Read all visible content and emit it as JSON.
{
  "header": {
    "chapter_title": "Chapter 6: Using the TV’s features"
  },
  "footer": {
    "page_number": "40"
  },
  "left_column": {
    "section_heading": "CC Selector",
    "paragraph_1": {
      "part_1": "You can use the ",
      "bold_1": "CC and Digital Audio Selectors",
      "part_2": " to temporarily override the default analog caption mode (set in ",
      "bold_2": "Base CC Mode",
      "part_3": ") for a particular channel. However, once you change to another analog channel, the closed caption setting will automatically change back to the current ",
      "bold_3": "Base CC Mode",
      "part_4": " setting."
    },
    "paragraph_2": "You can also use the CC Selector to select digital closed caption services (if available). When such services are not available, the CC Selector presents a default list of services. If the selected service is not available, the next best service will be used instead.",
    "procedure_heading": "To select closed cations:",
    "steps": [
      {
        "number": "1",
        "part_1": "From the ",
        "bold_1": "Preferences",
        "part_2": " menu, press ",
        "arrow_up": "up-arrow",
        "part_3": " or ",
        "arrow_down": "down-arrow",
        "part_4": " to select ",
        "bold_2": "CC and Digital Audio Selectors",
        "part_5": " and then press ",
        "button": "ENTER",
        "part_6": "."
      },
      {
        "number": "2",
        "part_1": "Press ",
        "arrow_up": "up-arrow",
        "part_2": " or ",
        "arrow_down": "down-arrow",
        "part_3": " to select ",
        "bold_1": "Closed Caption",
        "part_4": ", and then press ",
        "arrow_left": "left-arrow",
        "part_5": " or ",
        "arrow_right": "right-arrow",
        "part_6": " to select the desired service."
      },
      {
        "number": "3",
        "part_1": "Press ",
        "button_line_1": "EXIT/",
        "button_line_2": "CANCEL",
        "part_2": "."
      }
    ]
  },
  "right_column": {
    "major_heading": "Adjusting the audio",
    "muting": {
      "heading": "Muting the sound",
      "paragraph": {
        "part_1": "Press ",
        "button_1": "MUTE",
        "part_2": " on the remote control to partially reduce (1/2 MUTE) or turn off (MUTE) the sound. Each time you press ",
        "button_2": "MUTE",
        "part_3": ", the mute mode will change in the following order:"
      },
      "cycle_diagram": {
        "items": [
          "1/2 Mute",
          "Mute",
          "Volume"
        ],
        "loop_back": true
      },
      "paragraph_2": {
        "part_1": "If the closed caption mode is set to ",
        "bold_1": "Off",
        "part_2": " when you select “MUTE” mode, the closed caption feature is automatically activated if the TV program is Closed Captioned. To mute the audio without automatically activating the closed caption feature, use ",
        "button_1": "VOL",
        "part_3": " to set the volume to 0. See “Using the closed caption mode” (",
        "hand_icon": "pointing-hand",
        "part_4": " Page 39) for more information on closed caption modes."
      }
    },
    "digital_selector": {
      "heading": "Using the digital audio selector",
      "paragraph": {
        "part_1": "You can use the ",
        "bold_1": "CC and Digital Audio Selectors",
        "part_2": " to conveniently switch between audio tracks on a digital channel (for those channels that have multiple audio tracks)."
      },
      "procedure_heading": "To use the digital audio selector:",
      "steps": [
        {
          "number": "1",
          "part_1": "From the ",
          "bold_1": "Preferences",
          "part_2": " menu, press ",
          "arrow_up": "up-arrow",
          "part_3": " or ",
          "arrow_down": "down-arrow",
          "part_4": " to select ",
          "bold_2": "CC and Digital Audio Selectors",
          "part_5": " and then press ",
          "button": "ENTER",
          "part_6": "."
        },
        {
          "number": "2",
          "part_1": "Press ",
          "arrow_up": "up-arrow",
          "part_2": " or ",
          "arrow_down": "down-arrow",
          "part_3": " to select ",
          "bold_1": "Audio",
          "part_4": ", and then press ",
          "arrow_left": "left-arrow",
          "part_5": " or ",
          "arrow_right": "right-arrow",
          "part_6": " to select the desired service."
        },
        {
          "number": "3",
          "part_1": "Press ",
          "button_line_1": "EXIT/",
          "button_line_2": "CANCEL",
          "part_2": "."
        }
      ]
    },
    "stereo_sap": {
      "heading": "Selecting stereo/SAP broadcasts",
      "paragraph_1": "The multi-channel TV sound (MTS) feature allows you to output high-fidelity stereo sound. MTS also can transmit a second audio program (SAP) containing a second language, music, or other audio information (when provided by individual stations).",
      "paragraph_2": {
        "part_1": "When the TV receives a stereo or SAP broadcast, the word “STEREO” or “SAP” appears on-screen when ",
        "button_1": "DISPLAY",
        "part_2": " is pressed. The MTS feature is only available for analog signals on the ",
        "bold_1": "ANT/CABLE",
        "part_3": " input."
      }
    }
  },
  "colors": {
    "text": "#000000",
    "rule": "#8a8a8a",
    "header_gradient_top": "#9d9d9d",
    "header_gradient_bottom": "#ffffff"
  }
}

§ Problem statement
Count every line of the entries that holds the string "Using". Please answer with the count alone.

§ Result of the task
3